* Task to complete *
Please count the lines in the data below that hold the word "수련계획표", and give only the number.

* Data extracts *
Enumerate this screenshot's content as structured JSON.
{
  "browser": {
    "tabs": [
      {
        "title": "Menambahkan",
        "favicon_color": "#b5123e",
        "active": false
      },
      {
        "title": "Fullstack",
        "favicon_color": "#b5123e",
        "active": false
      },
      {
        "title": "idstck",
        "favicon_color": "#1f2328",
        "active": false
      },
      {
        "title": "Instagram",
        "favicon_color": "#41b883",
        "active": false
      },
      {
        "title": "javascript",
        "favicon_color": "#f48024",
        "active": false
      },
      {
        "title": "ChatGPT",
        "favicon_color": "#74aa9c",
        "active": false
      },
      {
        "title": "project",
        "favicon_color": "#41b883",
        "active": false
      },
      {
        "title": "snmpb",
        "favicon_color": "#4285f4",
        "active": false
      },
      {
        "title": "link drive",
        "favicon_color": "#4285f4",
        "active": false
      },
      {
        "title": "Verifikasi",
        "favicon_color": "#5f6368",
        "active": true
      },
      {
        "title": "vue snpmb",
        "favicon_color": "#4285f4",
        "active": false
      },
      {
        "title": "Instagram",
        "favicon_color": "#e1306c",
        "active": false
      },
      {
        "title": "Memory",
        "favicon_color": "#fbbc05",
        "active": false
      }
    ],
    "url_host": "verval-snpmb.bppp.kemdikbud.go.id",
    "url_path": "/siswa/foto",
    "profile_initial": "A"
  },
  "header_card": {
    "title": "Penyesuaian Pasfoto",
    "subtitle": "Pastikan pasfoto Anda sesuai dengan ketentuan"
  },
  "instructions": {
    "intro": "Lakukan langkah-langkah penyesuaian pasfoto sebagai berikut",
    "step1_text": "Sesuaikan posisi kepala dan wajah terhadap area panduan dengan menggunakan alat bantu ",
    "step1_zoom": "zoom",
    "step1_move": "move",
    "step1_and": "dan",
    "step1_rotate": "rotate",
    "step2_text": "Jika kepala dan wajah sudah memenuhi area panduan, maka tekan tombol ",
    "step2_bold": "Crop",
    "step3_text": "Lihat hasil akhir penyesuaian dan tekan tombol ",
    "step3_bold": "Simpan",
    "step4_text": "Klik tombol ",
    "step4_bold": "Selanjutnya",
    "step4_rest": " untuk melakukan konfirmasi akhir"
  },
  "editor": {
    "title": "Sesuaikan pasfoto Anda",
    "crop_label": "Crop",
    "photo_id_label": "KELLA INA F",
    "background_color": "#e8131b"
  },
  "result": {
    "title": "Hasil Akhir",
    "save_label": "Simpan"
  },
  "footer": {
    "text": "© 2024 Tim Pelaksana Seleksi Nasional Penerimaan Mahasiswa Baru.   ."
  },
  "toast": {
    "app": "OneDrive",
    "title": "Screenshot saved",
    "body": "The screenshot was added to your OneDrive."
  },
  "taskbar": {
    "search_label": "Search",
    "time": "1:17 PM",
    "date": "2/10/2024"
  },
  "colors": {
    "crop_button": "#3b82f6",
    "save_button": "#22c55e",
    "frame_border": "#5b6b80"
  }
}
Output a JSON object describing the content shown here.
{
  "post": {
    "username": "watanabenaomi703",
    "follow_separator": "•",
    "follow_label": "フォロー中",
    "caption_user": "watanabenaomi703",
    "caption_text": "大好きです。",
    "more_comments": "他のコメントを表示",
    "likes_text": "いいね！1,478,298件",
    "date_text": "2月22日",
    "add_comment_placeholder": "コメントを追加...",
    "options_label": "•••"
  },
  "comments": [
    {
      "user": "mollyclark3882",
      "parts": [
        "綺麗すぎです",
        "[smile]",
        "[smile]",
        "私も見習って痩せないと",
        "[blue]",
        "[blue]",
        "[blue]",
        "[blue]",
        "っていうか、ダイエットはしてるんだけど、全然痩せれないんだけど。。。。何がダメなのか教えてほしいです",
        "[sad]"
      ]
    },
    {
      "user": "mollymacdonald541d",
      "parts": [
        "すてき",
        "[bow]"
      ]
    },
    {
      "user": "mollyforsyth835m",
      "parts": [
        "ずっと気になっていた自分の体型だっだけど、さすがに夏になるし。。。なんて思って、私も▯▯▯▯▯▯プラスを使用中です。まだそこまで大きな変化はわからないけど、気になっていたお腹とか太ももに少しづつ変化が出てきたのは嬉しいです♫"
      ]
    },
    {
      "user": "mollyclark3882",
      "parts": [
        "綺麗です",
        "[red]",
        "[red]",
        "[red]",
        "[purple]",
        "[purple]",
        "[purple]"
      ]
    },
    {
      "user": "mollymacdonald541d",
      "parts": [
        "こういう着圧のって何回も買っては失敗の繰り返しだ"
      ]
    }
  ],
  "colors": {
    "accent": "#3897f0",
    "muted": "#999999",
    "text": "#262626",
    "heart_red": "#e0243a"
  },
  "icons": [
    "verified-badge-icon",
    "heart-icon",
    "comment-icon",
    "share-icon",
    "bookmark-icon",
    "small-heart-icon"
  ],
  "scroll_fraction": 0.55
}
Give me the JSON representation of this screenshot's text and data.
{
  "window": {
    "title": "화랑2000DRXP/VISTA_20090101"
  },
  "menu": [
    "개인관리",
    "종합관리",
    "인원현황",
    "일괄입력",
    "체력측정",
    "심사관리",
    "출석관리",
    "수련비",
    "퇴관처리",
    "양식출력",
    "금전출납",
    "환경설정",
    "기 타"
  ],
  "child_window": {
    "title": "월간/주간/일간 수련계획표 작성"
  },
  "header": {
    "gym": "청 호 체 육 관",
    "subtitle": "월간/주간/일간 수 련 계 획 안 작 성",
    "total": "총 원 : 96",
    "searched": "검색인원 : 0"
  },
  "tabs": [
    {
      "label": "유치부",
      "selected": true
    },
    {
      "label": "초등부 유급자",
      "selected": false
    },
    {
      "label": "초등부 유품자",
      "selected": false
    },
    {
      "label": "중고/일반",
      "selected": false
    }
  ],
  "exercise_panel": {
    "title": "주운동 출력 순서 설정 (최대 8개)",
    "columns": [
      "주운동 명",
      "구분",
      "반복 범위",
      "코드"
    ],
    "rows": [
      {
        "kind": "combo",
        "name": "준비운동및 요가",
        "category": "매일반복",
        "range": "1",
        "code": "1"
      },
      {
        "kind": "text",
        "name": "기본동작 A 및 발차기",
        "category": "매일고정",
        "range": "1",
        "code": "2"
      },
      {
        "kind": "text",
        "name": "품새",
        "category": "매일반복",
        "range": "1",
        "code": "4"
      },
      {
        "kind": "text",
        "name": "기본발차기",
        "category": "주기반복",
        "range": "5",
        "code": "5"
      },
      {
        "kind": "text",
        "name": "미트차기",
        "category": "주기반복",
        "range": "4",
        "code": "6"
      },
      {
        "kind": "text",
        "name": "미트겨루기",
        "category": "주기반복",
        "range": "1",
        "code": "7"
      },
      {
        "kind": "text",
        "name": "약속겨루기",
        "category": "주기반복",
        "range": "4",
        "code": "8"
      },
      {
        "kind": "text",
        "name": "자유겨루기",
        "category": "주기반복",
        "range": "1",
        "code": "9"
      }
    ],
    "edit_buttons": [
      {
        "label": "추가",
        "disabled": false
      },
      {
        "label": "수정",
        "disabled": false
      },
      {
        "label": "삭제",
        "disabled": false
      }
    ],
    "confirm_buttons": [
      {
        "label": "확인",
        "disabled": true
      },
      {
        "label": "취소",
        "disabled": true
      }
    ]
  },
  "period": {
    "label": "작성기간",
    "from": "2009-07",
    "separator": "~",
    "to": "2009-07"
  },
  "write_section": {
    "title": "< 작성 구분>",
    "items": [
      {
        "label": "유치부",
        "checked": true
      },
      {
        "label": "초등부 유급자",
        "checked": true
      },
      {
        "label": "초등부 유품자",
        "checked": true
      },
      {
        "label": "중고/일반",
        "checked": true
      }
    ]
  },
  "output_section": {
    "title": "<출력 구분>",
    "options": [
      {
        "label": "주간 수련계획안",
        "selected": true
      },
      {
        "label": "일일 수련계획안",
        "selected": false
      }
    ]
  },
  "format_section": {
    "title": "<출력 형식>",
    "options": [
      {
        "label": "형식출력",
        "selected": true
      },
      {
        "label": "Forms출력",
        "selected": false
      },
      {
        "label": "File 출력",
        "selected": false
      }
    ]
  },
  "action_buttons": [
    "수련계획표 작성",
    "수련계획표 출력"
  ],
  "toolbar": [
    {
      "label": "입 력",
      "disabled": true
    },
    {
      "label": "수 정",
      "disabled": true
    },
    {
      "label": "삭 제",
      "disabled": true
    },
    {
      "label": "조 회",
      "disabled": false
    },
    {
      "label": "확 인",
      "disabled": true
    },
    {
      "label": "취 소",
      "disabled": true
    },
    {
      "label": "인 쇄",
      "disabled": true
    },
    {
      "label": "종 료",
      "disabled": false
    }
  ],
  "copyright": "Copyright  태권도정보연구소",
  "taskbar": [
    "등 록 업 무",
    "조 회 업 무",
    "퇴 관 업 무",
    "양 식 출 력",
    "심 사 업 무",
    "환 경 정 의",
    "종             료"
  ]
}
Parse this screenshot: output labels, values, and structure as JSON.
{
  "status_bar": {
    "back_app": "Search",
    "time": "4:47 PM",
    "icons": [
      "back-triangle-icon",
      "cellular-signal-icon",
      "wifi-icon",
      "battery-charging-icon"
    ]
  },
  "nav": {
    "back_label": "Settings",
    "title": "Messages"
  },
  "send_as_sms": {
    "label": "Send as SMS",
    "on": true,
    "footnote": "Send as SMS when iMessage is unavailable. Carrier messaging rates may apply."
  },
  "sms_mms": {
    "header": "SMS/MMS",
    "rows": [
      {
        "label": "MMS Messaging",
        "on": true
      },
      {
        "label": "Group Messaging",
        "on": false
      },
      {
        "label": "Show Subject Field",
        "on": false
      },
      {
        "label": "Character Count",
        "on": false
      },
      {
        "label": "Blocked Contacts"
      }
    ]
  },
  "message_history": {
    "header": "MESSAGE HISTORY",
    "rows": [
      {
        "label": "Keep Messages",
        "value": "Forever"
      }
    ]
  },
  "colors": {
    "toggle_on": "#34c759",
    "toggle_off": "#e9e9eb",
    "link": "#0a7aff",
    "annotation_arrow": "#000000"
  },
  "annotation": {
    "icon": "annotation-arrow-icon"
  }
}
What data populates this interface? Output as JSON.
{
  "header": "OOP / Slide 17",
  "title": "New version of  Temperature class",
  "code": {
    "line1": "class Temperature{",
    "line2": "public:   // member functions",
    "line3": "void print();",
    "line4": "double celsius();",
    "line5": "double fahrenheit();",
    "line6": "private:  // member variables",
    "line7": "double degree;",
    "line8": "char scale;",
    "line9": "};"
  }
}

* Completed exercise *
3